> [EXERCISE INPUTS]:

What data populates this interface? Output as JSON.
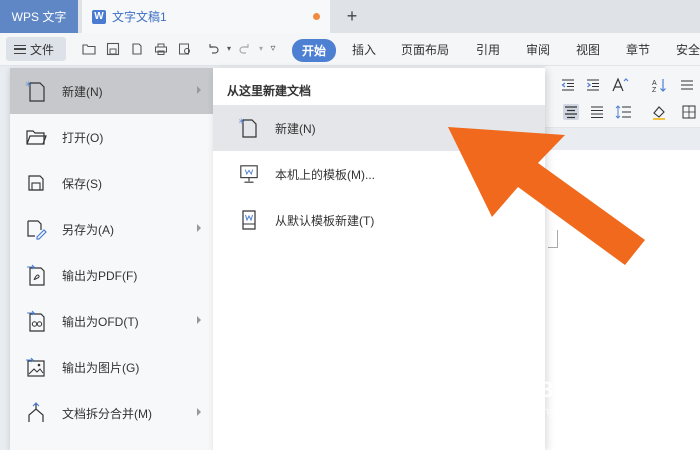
{
  "titlebar": {
    "app_tab": "WPS 文字",
    "doc_tab": "文字文稿1",
    "doc_icon": "W",
    "new_tab": "+"
  },
  "toolbar": {
    "file_menu_label": "文件",
    "ribbon_tabs": [
      "开始",
      "插入",
      "页面布局",
      "引用",
      "审阅",
      "视图",
      "章节",
      "安全"
    ],
    "active_tab": "开始",
    "accent_color": "#4d7fd3"
  },
  "file_menu": {
    "items": [
      {
        "label": "新建(N)",
        "icon": "new-doc-icon",
        "has_submenu": true,
        "active": true
      },
      {
        "label": "打开(O)",
        "icon": "folder-open-icon",
        "has_submenu": false
      },
      {
        "label": "保存(S)",
        "icon": "save-icon",
        "has_submenu": false
      },
      {
        "label": "另存为(A)",
        "icon": "save-as-icon",
        "has_submenu": true
      },
      {
        "label": "输出为PDF(F)",
        "icon": "export-pdf-icon",
        "has_submenu": false
      },
      {
        "label": "输出为OFD(T)",
        "icon": "export-ofd-icon",
        "has_submenu": true
      },
      {
        "label": "输出为图片(G)",
        "icon": "export-image-icon",
        "has_submenu": false
      },
      {
        "label": "文档拆分合并(M)",
        "icon": "split-merge-icon",
        "has_submenu": true
      }
    ]
  },
  "submenu": {
    "header": "从这里新建文档",
    "items": [
      {
        "label": "新建(N)",
        "icon": "new-doc-icon"
      },
      {
        "label": "本机上的模板(M)...",
        "icon": "local-template-icon"
      },
      {
        "label": "从默认模板新建(T)",
        "icon": "default-template-icon"
      }
    ]
  },
  "annotation": {
    "arrow_color": "#f0691c"
  },
  "watermark": {
    "logo": "Baidu 经验",
    "url": "jingyan.baidu.com"
  }
}
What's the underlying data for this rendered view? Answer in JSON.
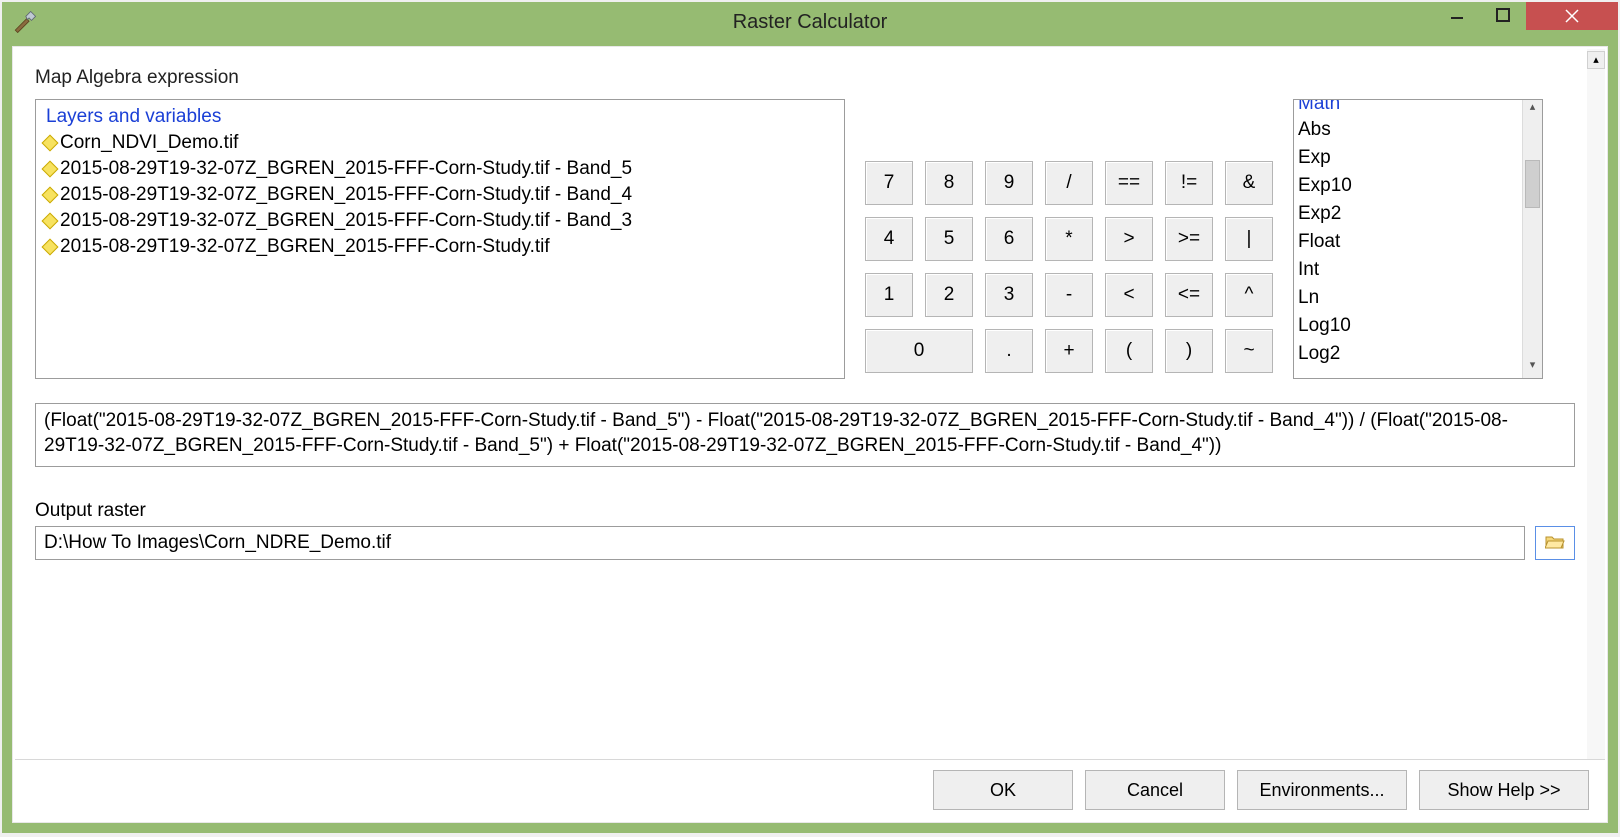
{
  "window": {
    "title": "Raster Calculator"
  },
  "labels": {
    "section": "Map Algebra expression",
    "layers_header": "Layers and variables",
    "output": "Output raster"
  },
  "layers": [
    "Corn_NDVI_Demo.tif",
    "2015-08-29T19-32-07Z_BGREN_2015-FFF-Corn-Study.tif - Band_5",
    "2015-08-29T19-32-07Z_BGREN_2015-FFF-Corn-Study.tif - Band_4",
    "2015-08-29T19-32-07Z_BGREN_2015-FFF-Corn-Study.tif - Band_3",
    "2015-08-29T19-32-07Z_BGREN_2015-FFF-Corn-Study.tif"
  ],
  "keypad": {
    "r1": [
      "7",
      "8",
      "9",
      "/",
      "==",
      "!=",
      "&"
    ],
    "r2": [
      "4",
      "5",
      "6",
      "*",
      ">",
      ">=",
      "|"
    ],
    "r3": [
      "1",
      "2",
      "3",
      "-",
      "<",
      "<=",
      "^"
    ],
    "r4_0": "0",
    "r4_rest": [
      ".",
      "+",
      "(",
      ")",
      "~"
    ]
  },
  "tools": {
    "category": "Math",
    "items": [
      "Abs",
      "Exp",
      "Exp10",
      "Exp2",
      "Float",
      "Int",
      "Ln",
      "Log10",
      "Log2"
    ]
  },
  "expression": "(Float(\"2015-08-29T19-32-07Z_BGREN_2015-FFF-Corn-Study.tif - Band_5\") - Float(\"2015-08-29T19-32-07Z_BGREN_2015-FFF-Corn-Study.tif - Band_4\")) / (Float(\"2015-08-29T19-32-07Z_BGREN_2015-FFF-Corn-Study.tif - Band_5\") + Float(\"2015-08-29T19-32-07Z_BGREN_2015-FFF-Corn-Study.tif - Band_4\"))",
  "output_path": "D:\\How To Images\\Corn_NDRE_Demo.tif",
  "footer": {
    "ok": "OK",
    "cancel": "Cancel",
    "env": "Environments...",
    "help": "Show Help >>"
  }
}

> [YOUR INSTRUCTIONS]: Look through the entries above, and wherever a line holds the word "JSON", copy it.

> [WRITTEN ANSWER]:
What data populates this interface? Output as JSON.
What's the underlying data for this rendered view? Answer in JSON.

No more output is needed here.